CloudFlare, the company at the centre of biggest distributed denial of service (DDoS) attack ever reported, has warned that bigger, more powerful methods of attack are actively being tested by cyber-criminals.
Speaking in the wake of the 400Gbps DDoS attack which hit one of its customers this week, CEO Matthew Prince has given some more details about the attack, which affected every one of the company's 24 data centres.
Prince said: "While we were generally able to mitigate the attack, it was large enough that it caused network congestion in parts of Europe."
CloudFlare provides DDoS mitigation services for customers and is constantly seeing attacks against the networks it protects, with Prince revealing in a blog post that the company has "seen a handful of other attacks at this scale."
The attackers used a technique called NTP reflection which allows the attacker to generate huge volumes of traffic without necessarily having a major amount of bandwidth at their disposal.
"An attacker with a 1Gbps connection can theoretically generate more than 200Gbps of DDoS traffic" Prince claimed.
In this case the attacker used 4,529 NTP servers running on 1,298 different networks with each of these servers sending on average 87Mbps of traffic to the intended victim on CloudFlare's network.
An NTP amplification attack begins with a server controlled by an attacker on a network that allows source IP address spoofing. The attacker sends a request to an NTP server which looks like it comes from the victim's system.
The request is a MONLIST command which returns the last 600 IP addresses that accessed the server in question. What this means is that the response from the server to the MONLIST command is 206 times bigger than the request, and that huge amount of traffic is sent to the victim, flooding their system.
However, there is another attack technique which promises to create even bigger problems.
Simple Network Management Protocol (SNMP) is used for managing devices on IP networks, but more importantly has an amplification factor of 650x – more than three times the amplification factor of NTP attacks.
Prince warns: "We've already begun to see evidence attackers have begun to experiment with using it as a DDoS vector. Buckle up."
SNMP attacks are not new, with Spamhaus – the anti-spamming company which was hit with a 300Gbps attack in 2013 – reporting in 2011 that it had been the subject of such an attack.

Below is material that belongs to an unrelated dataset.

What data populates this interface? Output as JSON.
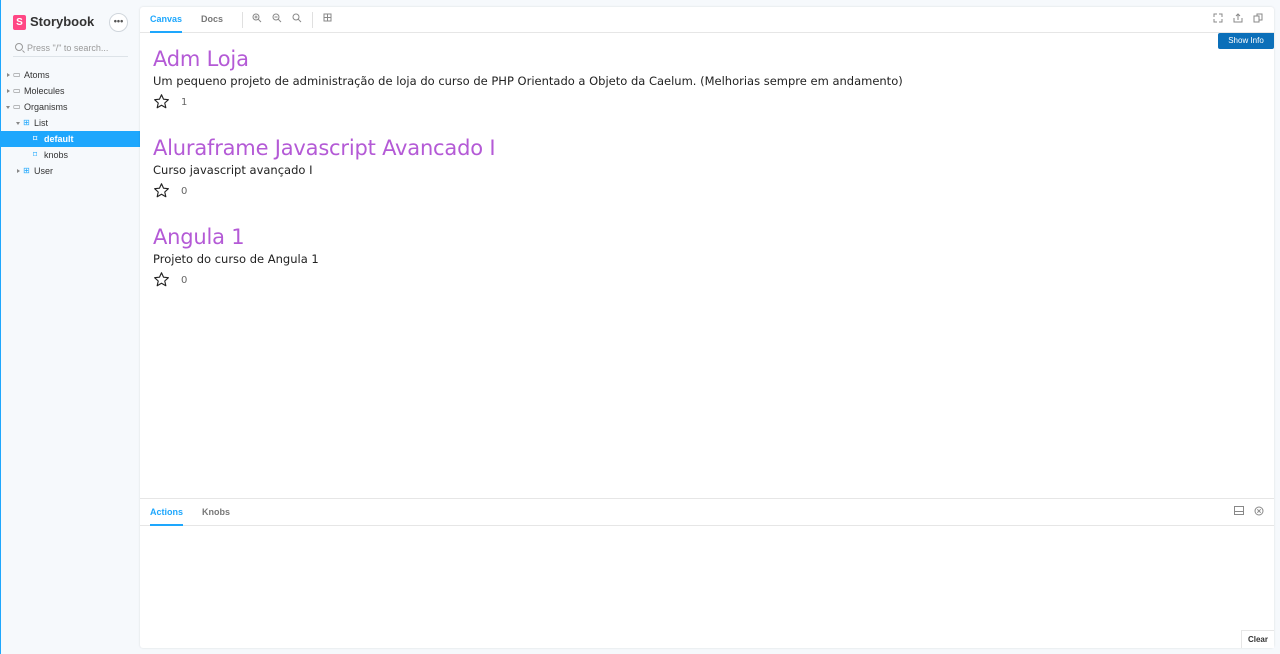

Iun the meantime CloudFlare are talking to the network administrators responsible for the NTP servers which were used in this weeks attack to advise them to restrict access to their servers and disable the MONLIST command.